→ **Problem statement**:
Skip the pictures. Output only the lines below starting at the line with "Output a JSON" and ending at the line with "Parse this screenshot: output", both ends included, exactly as they are.

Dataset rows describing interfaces
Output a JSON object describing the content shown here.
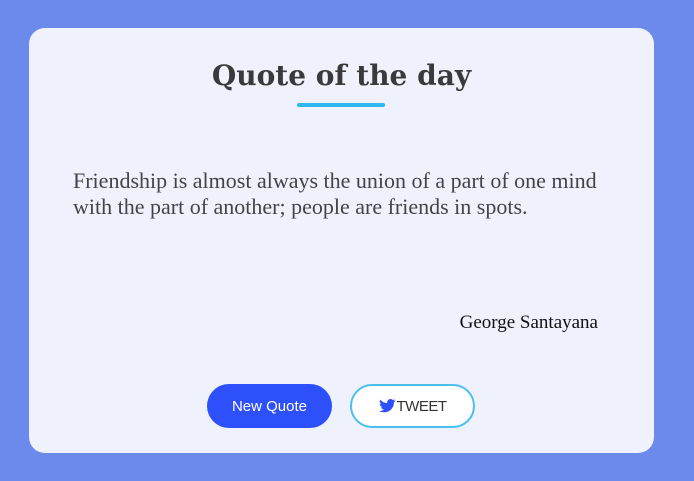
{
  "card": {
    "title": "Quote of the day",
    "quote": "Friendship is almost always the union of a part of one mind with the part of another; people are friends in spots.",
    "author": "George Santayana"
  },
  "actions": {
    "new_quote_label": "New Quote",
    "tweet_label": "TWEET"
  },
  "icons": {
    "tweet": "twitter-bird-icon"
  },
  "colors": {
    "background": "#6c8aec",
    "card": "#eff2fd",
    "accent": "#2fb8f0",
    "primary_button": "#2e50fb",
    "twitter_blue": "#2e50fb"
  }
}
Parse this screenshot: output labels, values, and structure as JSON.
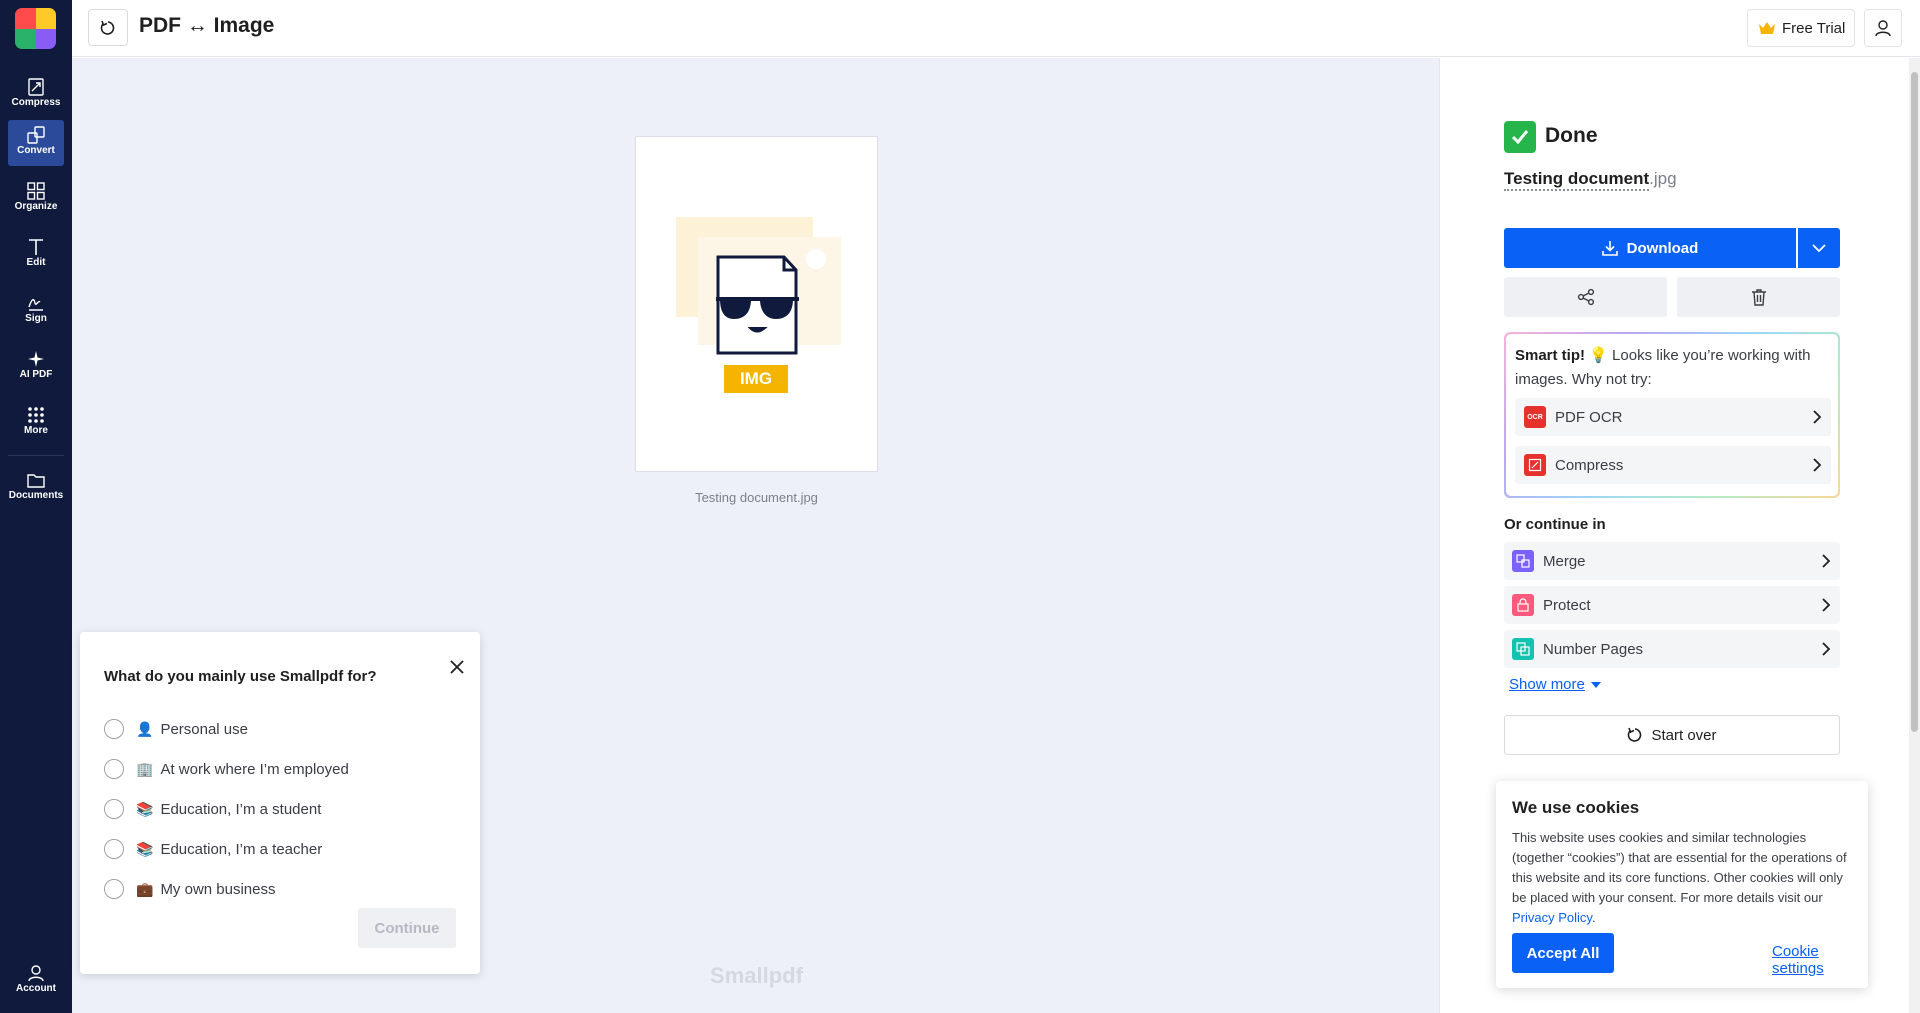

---

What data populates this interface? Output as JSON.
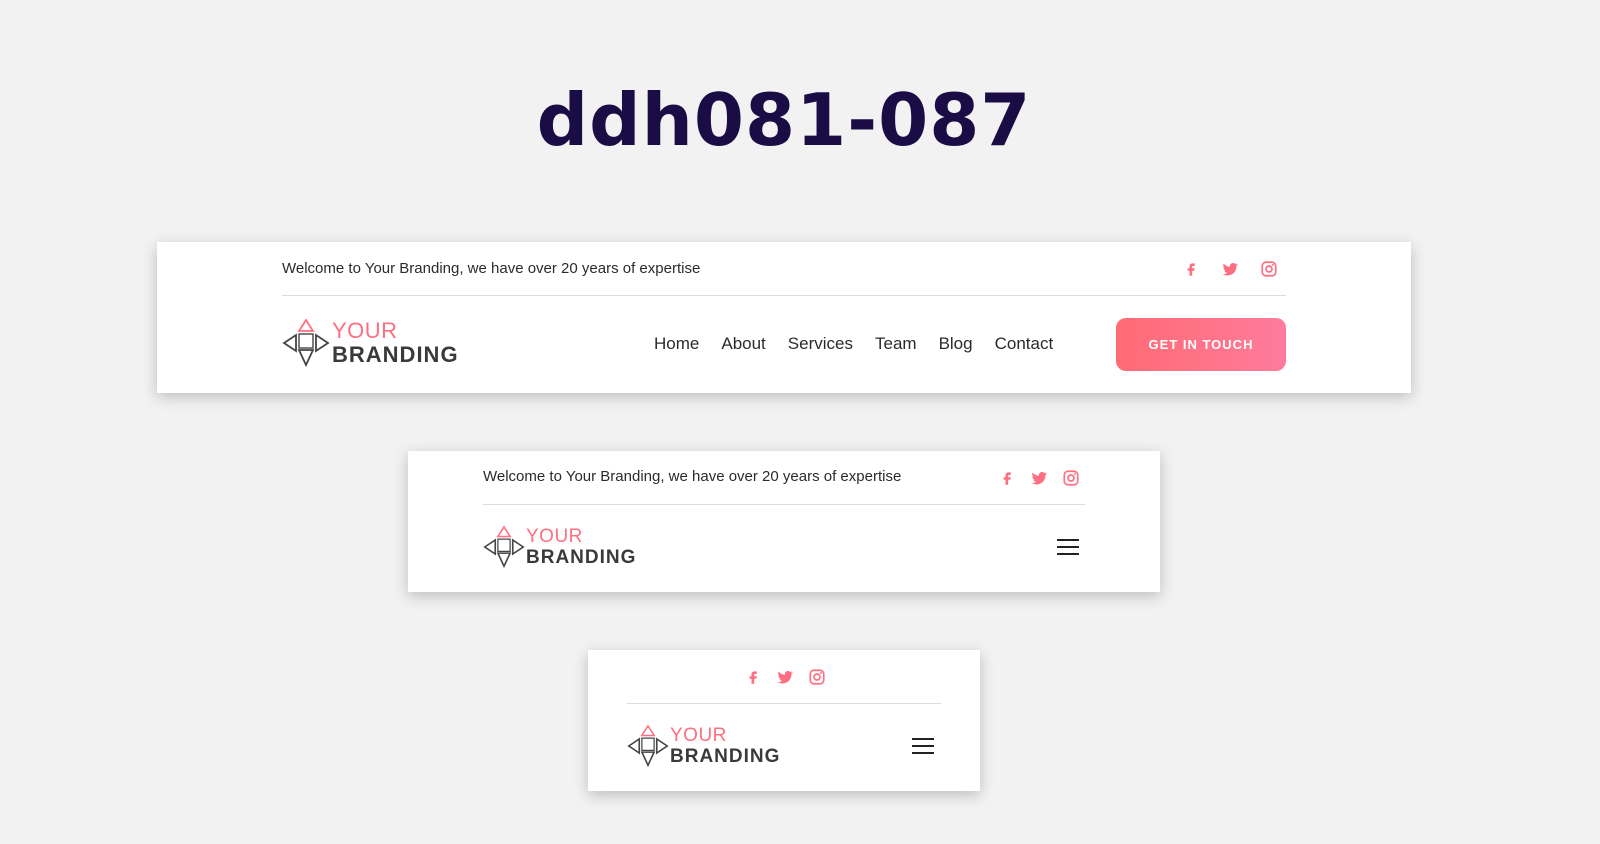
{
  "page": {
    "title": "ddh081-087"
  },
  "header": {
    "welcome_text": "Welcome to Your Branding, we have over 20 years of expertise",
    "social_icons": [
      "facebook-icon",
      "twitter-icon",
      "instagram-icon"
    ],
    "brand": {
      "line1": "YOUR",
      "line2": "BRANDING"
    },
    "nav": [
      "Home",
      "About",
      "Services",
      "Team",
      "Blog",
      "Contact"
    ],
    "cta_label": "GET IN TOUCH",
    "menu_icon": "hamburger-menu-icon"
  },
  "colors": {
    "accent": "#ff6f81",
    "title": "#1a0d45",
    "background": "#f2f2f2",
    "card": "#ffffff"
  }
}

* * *

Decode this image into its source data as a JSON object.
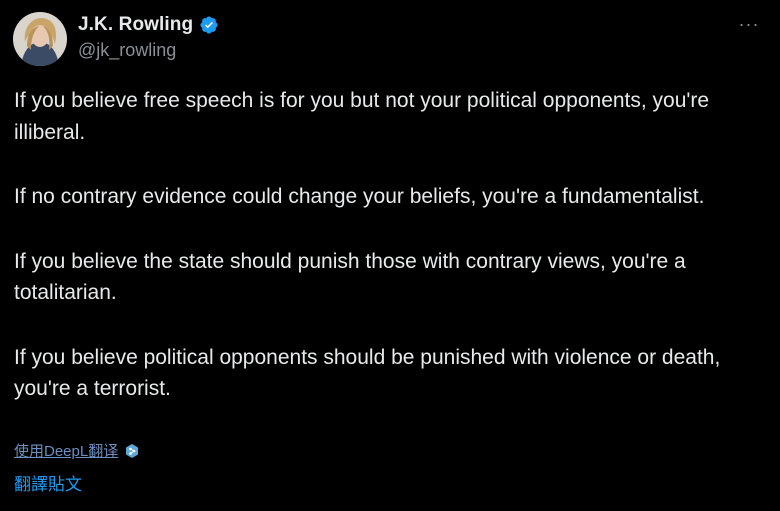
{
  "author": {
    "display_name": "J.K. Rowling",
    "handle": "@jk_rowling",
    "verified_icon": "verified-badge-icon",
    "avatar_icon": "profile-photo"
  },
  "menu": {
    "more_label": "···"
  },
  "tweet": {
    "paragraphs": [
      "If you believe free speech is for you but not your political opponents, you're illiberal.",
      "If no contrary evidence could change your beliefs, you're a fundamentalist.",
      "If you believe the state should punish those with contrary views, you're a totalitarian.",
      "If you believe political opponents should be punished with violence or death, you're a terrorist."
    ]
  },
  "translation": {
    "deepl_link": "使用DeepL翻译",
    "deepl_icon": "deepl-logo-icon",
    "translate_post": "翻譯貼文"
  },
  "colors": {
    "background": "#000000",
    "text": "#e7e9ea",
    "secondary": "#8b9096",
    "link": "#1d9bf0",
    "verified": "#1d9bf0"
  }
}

→ **Exercise answer**:
Output a JSON object describing the content shown here.
{
  "card": {
    "title": "Quote of the day",
    "quote": "Friendship is almost always the union of a part of one mind with the part of another; people are friends in spots.",
    "author": "George Santayana"
  },
  "actions": {
    "new_quote_label": "New Quote",
    "tweet_label": "TWEET"
  },
  "icons": {
    "tweet": "twitter-bird-icon"
  },
  "colors": {
    "background": "#6c8aec",
    "card": "#eff2fd",
    "accent": "#2fb8f0",
    "primary_button": "#2e50fb",
    "twitter_blue": "#2e50fb"
  }
}
Parse this screenshot: output labels, values, and structure as JSON.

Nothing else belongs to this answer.